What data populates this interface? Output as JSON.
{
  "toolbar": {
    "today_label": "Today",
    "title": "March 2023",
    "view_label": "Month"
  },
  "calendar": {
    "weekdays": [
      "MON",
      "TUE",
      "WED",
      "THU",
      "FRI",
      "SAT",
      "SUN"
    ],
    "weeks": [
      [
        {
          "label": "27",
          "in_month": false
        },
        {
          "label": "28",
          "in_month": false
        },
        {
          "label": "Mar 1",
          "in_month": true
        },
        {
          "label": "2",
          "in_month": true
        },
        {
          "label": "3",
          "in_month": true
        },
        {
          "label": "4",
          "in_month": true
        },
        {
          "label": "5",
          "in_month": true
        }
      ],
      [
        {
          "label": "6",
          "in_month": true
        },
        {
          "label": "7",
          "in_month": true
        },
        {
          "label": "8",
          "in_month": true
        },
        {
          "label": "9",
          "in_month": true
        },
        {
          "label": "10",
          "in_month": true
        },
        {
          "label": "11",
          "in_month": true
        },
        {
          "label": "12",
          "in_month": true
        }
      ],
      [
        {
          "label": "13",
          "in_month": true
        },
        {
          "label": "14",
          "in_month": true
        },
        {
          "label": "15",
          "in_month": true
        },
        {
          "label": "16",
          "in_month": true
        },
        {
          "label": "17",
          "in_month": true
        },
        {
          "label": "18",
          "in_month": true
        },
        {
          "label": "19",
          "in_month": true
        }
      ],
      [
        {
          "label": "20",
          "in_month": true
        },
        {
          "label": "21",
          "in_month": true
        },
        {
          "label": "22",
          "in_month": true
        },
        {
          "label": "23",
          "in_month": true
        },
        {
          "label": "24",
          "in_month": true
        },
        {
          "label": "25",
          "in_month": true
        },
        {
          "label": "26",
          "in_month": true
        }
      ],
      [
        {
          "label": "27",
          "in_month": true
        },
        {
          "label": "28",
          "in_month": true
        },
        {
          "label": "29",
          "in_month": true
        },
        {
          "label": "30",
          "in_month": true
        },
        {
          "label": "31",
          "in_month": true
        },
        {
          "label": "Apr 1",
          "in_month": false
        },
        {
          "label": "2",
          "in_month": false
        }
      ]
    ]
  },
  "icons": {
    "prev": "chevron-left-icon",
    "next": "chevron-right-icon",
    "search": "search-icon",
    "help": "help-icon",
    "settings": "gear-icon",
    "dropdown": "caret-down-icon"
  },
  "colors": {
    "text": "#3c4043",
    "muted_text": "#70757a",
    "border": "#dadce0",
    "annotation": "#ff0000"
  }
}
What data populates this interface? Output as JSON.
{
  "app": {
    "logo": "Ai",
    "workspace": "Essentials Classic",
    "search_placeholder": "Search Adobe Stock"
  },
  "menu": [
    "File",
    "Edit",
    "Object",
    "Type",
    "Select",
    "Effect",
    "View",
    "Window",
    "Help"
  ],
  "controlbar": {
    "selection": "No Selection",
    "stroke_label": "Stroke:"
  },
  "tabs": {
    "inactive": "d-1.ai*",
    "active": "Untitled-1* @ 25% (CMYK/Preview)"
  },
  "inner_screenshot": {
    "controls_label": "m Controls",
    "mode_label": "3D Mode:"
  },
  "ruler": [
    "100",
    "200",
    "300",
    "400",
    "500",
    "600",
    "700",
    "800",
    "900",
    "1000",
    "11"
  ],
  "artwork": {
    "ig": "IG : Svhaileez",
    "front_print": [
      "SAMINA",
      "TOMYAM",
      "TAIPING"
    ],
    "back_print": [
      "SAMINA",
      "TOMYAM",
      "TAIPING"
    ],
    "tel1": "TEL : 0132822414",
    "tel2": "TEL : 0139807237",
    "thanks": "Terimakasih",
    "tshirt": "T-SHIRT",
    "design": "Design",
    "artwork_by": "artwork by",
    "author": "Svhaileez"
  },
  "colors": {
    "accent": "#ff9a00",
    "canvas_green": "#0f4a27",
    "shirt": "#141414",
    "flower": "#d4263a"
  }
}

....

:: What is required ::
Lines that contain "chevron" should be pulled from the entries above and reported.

:: Written answer ::
    "prev": "chevron-left-icon",
    "next": "chevron-right-icon",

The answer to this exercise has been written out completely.